• _Requirement_: Whenever the word "sábado" appears in a line of the data below, copy that line.
____________
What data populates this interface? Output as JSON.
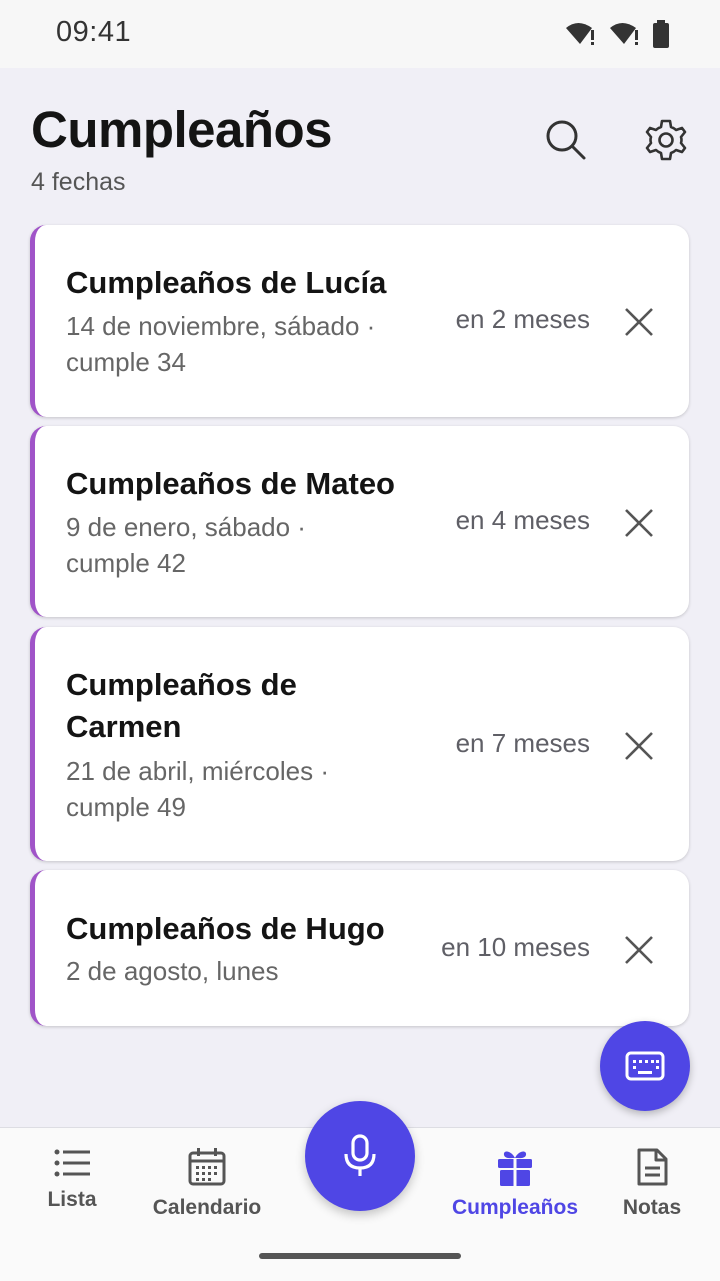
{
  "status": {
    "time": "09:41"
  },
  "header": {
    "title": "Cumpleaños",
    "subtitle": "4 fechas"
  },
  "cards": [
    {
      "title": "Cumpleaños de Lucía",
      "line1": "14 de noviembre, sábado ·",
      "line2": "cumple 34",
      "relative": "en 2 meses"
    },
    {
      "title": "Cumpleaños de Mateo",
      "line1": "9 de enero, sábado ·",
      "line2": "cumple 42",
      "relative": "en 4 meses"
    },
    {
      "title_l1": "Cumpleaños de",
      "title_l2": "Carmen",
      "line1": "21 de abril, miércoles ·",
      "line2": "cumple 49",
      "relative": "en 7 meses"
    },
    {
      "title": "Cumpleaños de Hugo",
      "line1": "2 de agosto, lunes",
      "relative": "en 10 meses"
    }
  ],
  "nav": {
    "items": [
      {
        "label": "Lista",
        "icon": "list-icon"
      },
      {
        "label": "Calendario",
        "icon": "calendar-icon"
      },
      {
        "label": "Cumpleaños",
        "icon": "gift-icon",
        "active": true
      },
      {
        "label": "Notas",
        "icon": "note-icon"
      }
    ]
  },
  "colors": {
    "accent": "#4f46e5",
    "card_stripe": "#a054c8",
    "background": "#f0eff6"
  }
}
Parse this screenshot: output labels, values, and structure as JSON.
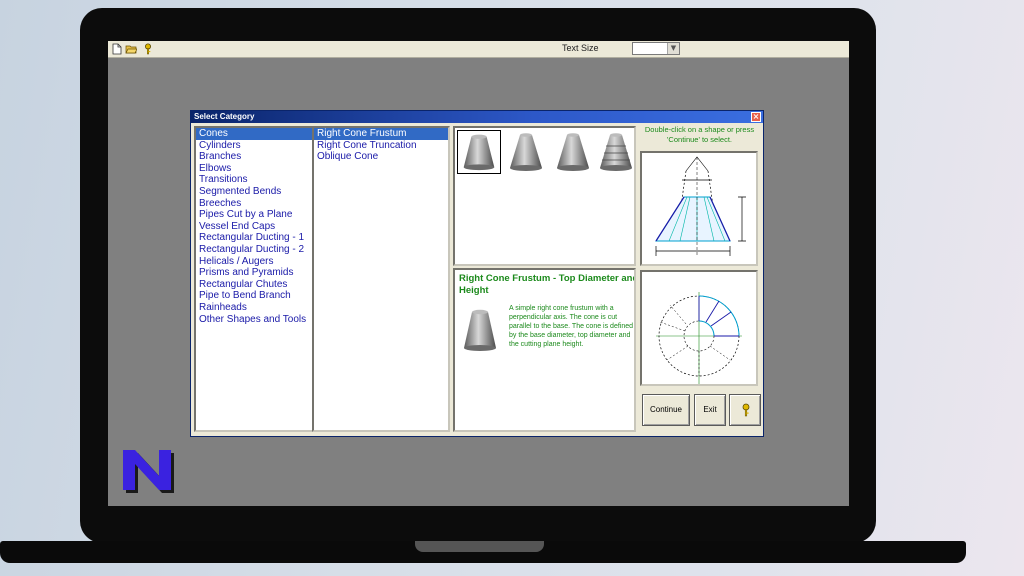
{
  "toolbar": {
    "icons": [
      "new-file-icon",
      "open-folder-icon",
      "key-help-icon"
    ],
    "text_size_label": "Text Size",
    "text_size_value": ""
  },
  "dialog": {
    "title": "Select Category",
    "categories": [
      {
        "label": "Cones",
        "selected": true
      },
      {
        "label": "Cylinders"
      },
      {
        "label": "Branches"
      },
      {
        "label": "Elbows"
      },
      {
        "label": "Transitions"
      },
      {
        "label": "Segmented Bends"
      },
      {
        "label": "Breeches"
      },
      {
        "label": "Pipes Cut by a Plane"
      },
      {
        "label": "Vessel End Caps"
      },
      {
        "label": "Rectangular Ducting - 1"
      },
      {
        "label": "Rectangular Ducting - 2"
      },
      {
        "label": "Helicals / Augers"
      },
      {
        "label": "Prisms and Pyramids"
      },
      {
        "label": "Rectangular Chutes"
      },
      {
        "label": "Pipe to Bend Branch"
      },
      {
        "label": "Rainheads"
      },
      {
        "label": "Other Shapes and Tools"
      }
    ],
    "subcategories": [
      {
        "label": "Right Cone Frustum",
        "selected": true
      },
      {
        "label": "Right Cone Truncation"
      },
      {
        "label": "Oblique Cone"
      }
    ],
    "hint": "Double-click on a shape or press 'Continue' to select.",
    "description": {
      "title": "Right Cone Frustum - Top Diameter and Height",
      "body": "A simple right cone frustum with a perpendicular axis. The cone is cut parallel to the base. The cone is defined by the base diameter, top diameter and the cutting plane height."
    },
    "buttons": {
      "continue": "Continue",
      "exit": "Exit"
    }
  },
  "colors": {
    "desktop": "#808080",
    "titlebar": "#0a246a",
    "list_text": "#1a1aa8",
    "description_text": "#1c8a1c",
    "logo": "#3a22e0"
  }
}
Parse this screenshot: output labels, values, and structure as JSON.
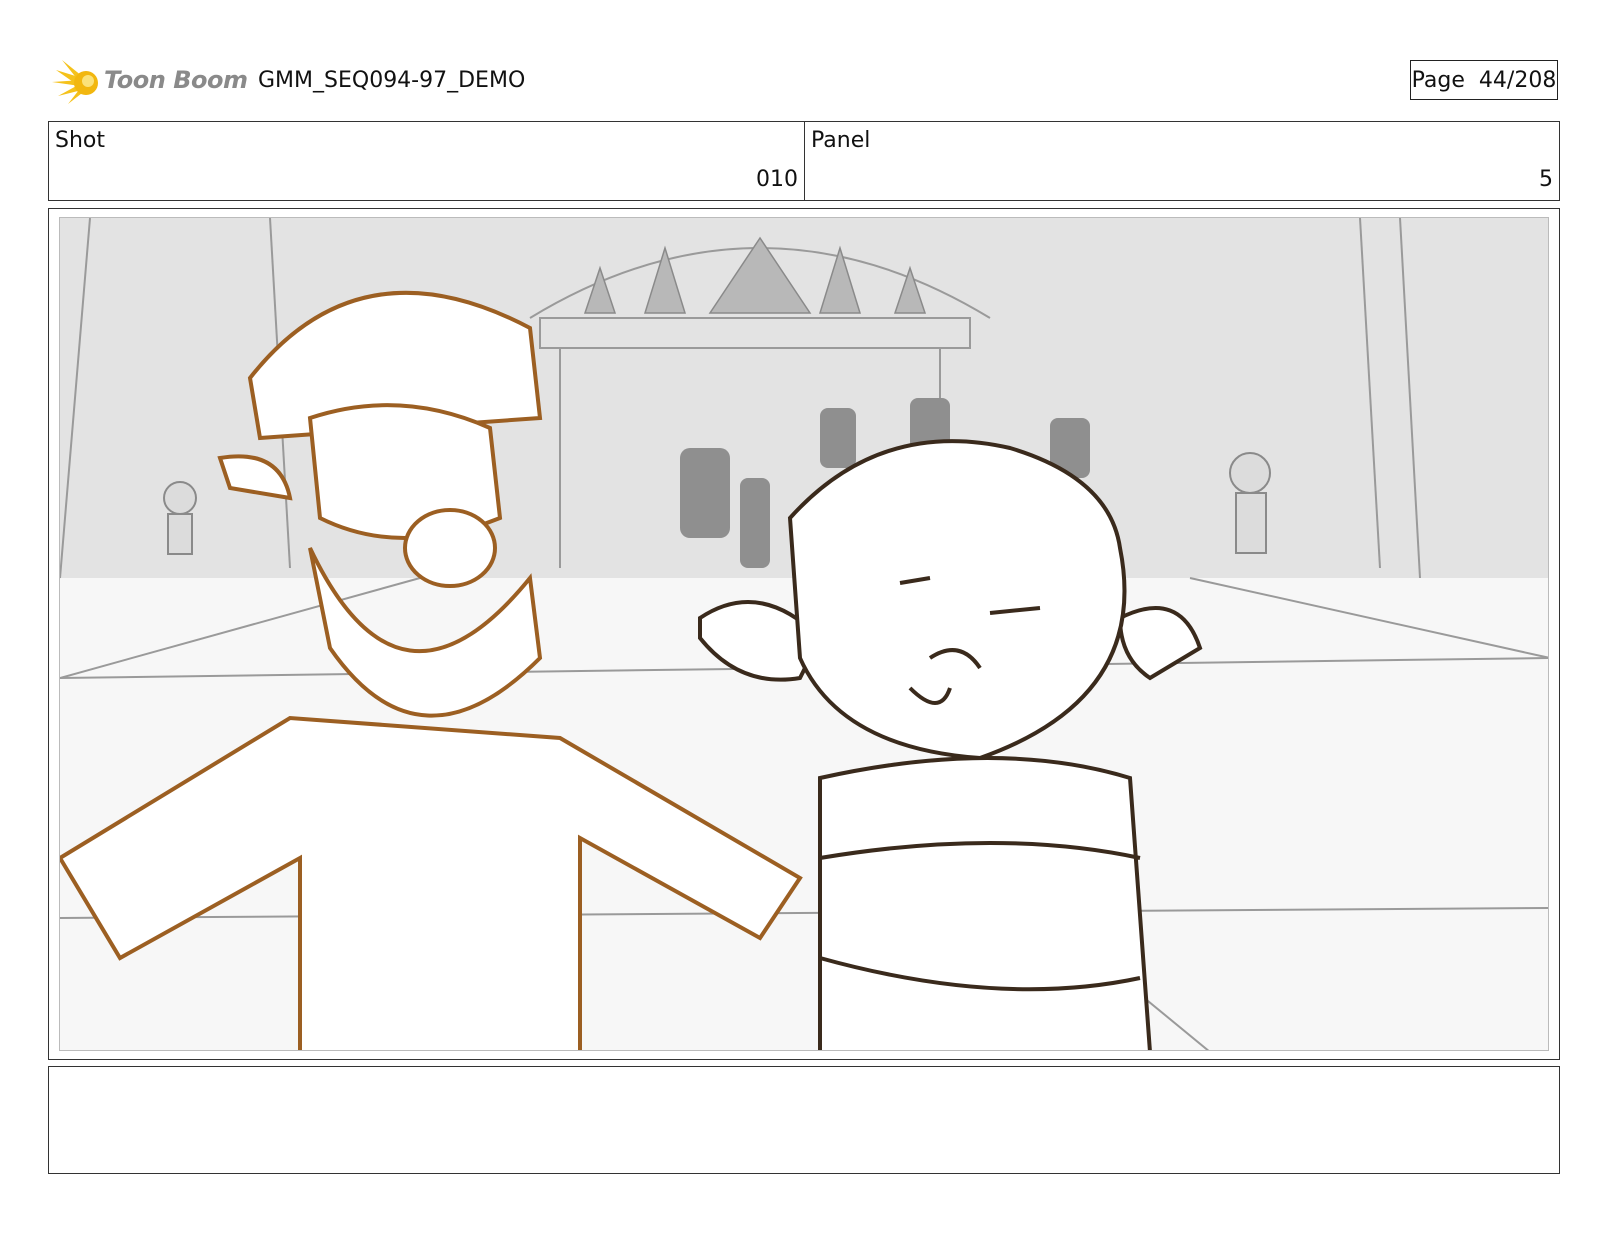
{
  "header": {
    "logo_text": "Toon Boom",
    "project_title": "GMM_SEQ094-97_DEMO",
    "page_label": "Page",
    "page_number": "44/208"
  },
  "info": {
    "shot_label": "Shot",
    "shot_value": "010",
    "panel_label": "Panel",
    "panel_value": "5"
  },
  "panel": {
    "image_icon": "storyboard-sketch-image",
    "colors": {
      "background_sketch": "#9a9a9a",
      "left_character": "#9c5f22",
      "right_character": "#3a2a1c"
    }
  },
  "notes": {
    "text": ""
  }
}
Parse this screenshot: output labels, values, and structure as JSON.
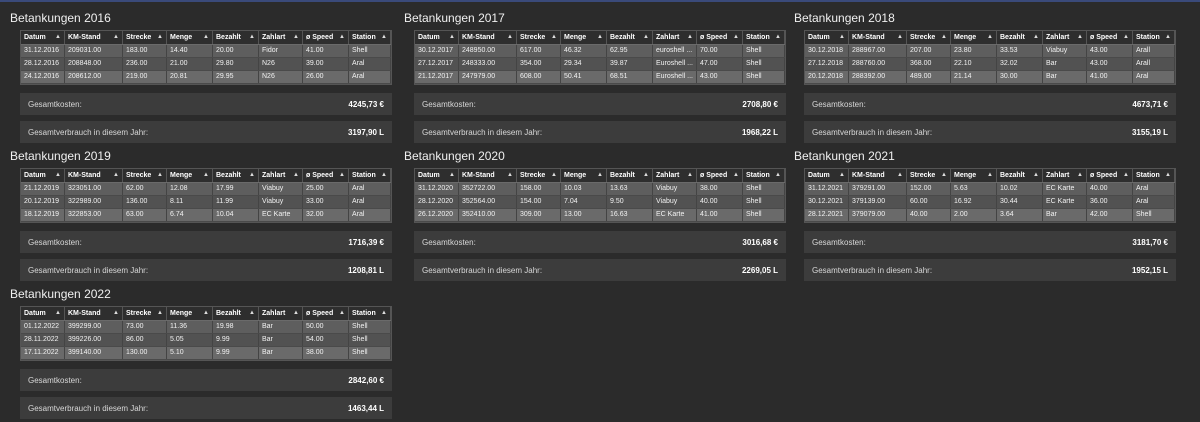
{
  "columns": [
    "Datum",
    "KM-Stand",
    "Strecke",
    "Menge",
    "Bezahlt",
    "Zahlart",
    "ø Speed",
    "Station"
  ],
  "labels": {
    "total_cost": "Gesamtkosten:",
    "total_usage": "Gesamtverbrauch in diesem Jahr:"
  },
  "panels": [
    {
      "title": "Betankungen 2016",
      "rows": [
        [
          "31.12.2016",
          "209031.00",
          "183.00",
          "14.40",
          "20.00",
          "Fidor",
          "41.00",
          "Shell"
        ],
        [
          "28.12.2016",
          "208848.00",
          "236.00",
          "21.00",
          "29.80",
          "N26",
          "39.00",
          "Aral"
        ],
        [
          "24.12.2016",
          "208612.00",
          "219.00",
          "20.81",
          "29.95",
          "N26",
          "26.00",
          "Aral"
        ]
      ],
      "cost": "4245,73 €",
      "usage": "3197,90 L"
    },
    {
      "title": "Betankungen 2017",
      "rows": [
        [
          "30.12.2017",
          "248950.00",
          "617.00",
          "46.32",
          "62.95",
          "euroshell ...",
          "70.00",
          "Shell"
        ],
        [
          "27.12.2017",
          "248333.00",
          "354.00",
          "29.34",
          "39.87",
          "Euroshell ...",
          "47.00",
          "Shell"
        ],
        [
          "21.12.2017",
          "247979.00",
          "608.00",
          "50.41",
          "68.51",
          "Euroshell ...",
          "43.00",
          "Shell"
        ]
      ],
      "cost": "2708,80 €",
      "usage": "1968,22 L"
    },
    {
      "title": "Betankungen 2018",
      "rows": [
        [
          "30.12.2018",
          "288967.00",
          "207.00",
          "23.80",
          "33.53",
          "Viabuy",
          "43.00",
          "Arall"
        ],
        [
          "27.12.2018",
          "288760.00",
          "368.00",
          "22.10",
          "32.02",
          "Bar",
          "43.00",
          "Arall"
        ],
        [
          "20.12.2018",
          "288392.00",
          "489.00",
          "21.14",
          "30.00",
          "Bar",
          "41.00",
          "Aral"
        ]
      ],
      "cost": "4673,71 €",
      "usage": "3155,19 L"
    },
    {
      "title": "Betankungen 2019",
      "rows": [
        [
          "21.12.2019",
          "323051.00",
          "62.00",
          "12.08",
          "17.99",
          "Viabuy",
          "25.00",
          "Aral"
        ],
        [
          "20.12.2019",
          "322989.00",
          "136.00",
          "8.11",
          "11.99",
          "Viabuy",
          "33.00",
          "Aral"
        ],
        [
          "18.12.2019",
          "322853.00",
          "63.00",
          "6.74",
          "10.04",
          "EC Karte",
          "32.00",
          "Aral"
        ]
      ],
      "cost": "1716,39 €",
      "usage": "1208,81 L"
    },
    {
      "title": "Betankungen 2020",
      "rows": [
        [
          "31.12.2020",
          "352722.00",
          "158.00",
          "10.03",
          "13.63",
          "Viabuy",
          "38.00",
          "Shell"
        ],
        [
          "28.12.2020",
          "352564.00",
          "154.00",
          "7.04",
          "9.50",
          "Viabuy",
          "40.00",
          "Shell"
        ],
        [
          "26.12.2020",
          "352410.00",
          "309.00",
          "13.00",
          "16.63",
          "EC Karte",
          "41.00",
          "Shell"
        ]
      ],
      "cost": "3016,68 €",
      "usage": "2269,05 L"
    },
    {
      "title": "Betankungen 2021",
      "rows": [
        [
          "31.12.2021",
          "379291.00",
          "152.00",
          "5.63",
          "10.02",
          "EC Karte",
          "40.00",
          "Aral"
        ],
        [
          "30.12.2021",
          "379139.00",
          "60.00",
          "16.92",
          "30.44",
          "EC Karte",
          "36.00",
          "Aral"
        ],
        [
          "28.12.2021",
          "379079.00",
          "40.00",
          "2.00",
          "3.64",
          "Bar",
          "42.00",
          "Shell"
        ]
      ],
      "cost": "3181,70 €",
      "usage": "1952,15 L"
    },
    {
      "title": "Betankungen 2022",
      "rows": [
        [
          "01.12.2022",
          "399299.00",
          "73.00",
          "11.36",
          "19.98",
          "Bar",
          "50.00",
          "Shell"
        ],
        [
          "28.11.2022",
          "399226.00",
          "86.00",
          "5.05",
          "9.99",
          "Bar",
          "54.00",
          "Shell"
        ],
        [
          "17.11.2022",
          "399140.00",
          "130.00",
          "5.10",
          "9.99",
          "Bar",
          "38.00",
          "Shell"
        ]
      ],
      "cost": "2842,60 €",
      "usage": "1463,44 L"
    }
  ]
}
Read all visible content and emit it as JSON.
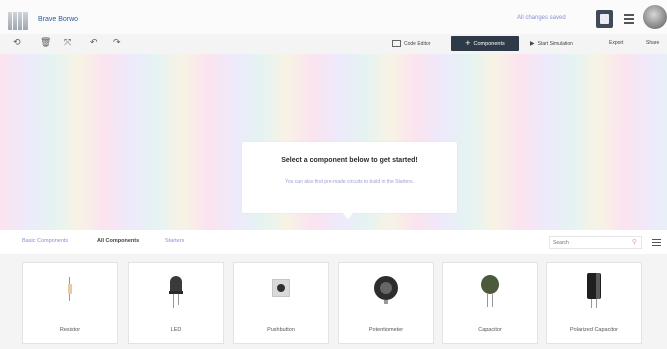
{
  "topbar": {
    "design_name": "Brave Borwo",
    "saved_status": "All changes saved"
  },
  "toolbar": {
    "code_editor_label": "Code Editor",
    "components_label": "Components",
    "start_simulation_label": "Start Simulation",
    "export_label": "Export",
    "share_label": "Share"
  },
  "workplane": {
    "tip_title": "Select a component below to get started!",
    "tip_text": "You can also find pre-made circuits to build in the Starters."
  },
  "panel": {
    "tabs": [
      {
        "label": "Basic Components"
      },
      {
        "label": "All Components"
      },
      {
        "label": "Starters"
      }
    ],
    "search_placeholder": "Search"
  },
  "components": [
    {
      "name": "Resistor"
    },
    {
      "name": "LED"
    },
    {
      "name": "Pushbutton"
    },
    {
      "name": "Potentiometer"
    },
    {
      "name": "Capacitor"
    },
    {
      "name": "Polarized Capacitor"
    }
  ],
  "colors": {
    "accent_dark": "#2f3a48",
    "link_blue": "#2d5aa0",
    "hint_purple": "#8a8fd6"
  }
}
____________
• _Exercise result_:
      "line1": "14 de noviembre, sábado ·",
      "line1": "9 de enero, sábado ·",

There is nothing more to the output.